The climate in Saudi Arabia is hot and dry. The annual average temperature in the desert state is 28 degrees, during the day the thermometer likes to climb over 40 degrees. There is hardly any precipitation throughout the year, but there are more sandstorms. Prize question: Do these conditions smell like winter sports?
Answer: yes. At least that's how the Asian Olympic Committee sees it and has given the 2029 Continental Winter Games to Saudi Arabia. The whole thing is still a fantasy, the associated mega-city Neom is not finished, nor are any winter sports facilities. But there was no other applicant and the large amount of money from the hosts will ensure that everything will be ready in just under seven years. And if they are already building all that, it is only a matter of time before the country will soon apply for the real Olympic Winter Games. Absurd? Might be. Unrealistic? Certainly not.
It would just be the next logical step in the Gulf States' struggle for recognition and influence on the international stage. Sport serves as a popular means, several billions are pumped into football, Formula 1 or golf. Anyone who thinks ski jumping in the desert is unthinkable has to ask themselves whether they would not have said the same thing 20 years ago about a football World Cup in Qatar. And who seriously no longer believes that with money from the world football association Fifa or the Olympic organizers from the IOC, you can't get every idea, no matter how outlandish, through?

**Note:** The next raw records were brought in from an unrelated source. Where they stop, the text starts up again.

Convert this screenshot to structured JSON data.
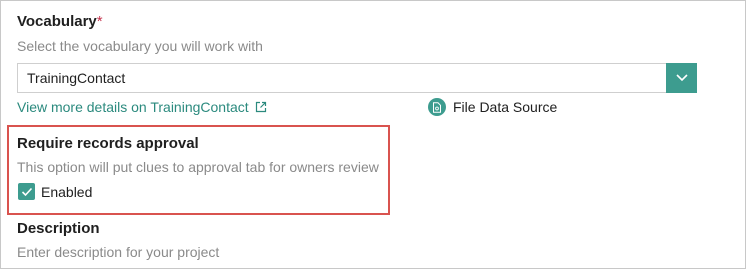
{
  "vocabulary": {
    "title": "Vocabulary",
    "required_mark": "*",
    "helper": "Select the vocabulary you will work with",
    "selected_value": "TrainingContact",
    "details_link": "View more details on TrainingContact",
    "source_label": "File Data Source",
    "source_icon": "file-data-source-icon",
    "dropdown_icon": "chevron-down-icon",
    "link_icon": "external-link-icon"
  },
  "approval": {
    "title": "Require records approval",
    "helper": "This option will put clues to approval tab for owners review",
    "checkbox_label": "Enabled",
    "checked": true
  },
  "description": {
    "title": "Description",
    "placeholder": "Enter description for your project"
  },
  "colors": {
    "accent": "#3d9c8f",
    "link": "#2b8a7e",
    "highlight": "#d9534f",
    "required": "#c4314b"
  }
}
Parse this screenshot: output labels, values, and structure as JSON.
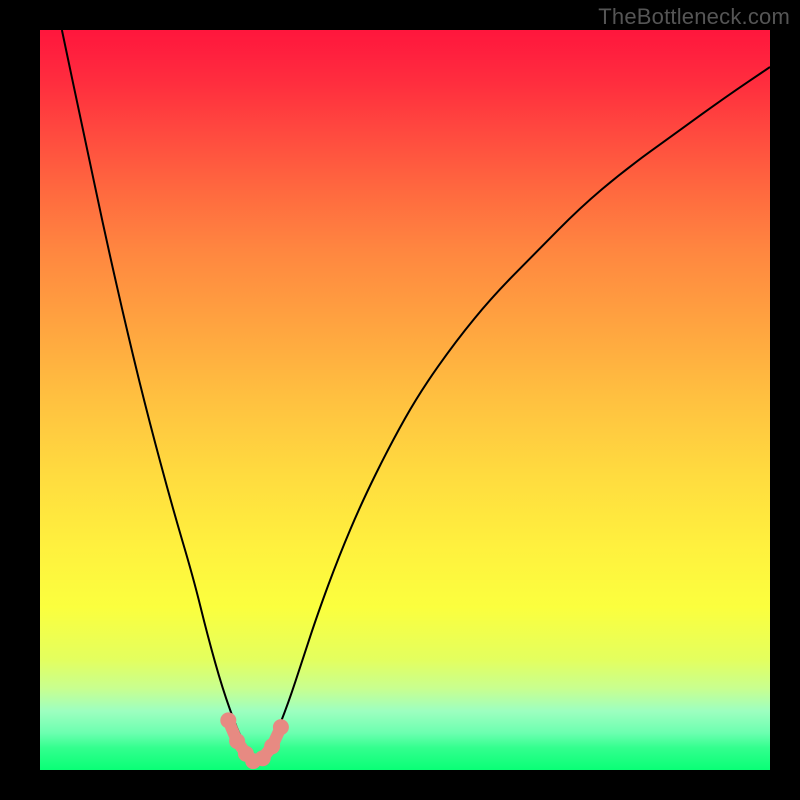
{
  "watermark": "TheBottleneck.com",
  "colors": {
    "frame": "#000000",
    "curve": "#000000",
    "marker_fill": "#e78a82",
    "marker_stroke": "#e78a82"
  },
  "chart_data": {
    "type": "line",
    "title": "",
    "xlabel": "",
    "ylabel": "",
    "xlim": [
      0,
      100
    ],
    "ylim": [
      0,
      100
    ],
    "grid": false,
    "legend": false,
    "series": [
      {
        "name": "bottleneck-curve",
        "x": [
          3,
          6,
          9,
          12,
          15,
          18,
          21,
          23,
          25,
          27,
          28.5,
          30,
          31,
          32,
          34,
          36,
          38,
          41,
          44,
          48,
          52,
          57,
          62,
          68,
          74,
          80,
          87,
          94,
          100
        ],
        "y": [
          100,
          86,
          72,
          59,
          47,
          36,
          26,
          18,
          11,
          5.5,
          2.5,
          1.2,
          2,
          4,
          9,
          15,
          21,
          29,
          36,
          44,
          51,
          58,
          64,
          70,
          76,
          81,
          86,
          91,
          95
        ]
      }
    ],
    "markers": {
      "name": "valley-markers",
      "x": [
        25.8,
        27.0,
        28.2,
        29.2,
        30.5,
        31.8,
        33.0
      ],
      "y": [
        6.7,
        3.9,
        2.2,
        1.2,
        1.6,
        3.2,
        5.8
      ]
    },
    "background_gradient": {
      "top": "#ff163d",
      "bottom": "#09ff76"
    }
  }
}
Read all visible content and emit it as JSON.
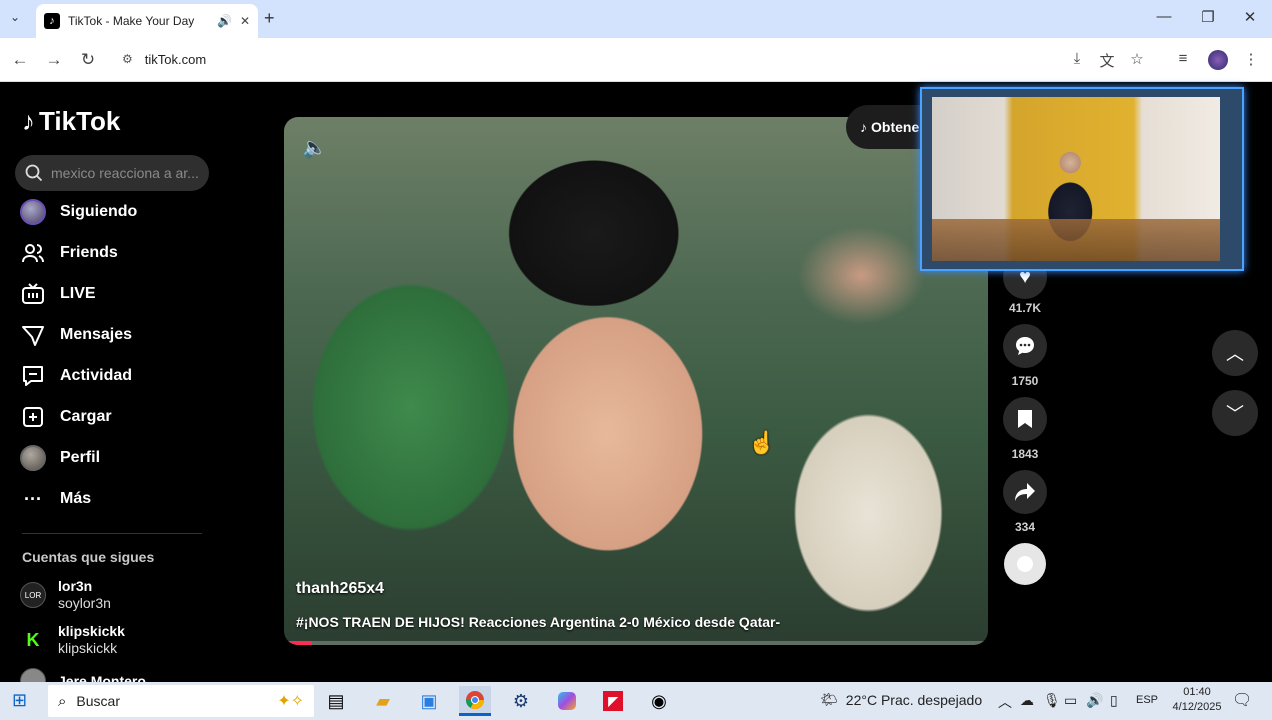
{
  "browser": {
    "tab_title": "TikTok - Make Your Day",
    "url": "tikTok.com"
  },
  "sidebar": {
    "logo": "TikTok",
    "search_placeholder": "mexico reacciona a ar...",
    "items": [
      {
        "label": "Siguiendo",
        "icon": "following-avatar-icon"
      },
      {
        "label": "Friends",
        "icon": "friends-icon"
      },
      {
        "label": "LIVE",
        "icon": "live-icon"
      },
      {
        "label": "Mensajes",
        "icon": "messages-icon"
      },
      {
        "label": "Actividad",
        "icon": "activity-icon"
      },
      {
        "label": "Cargar",
        "icon": "upload-icon"
      },
      {
        "label": "Perfil",
        "icon": "profile-avatar-icon"
      },
      {
        "label": "Más",
        "icon": "more-icon"
      }
    ],
    "following_header": "Cuentas que sigues",
    "accounts": [
      {
        "name": "lor3n",
        "username": "soylor3n"
      },
      {
        "name": "klipskickk",
        "username": "klipskickk"
      },
      {
        "name": "Jere Montero",
        "username": ""
      }
    ]
  },
  "video": {
    "author": "thanh265x4",
    "caption": "#¡NOS TRAEN DE HIJOS! Reacciones Argentina 2-0 México desde Qatar-",
    "get_app_label": "Obtener",
    "progress": 0.04
  },
  "actions": {
    "likes": "41.7K",
    "comments": "1750",
    "saves": "1843",
    "shares": "334"
  },
  "taskbar": {
    "search_label": "Buscar",
    "weather": "22°C  Prac. despejado",
    "language": "ESP",
    "time": "01:40",
    "date": "4/12/2025"
  }
}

Especially since there are no annoying citizen participations, protests or the serious desire for sustainability in these autocratic states. Things that are causing fewer and fewer western countries to want to host these increasingly gigantic events. And if so, then not alone. The 2026 World Cup will be held in Mexico, the USA and Canada. There are almost 5,000 kilometers between the venues in Mexico City and Vancouver – it's crazy.
The fact that there is virtually no snow in Saudi Arabia has long been a mothball argument. On the one hand, it is also becoming less and less in Europe, on the other hand, the IOC has long given up on snow. Even before the games in Beijing it was clear that it wasn't actually snowing there. The youth of the world were nevertheless sent there this year, and the snow was artificially produced. This is also to be the case in the Saudi mountains. Winter Olympics in the desert? It will happen eventually, for sure.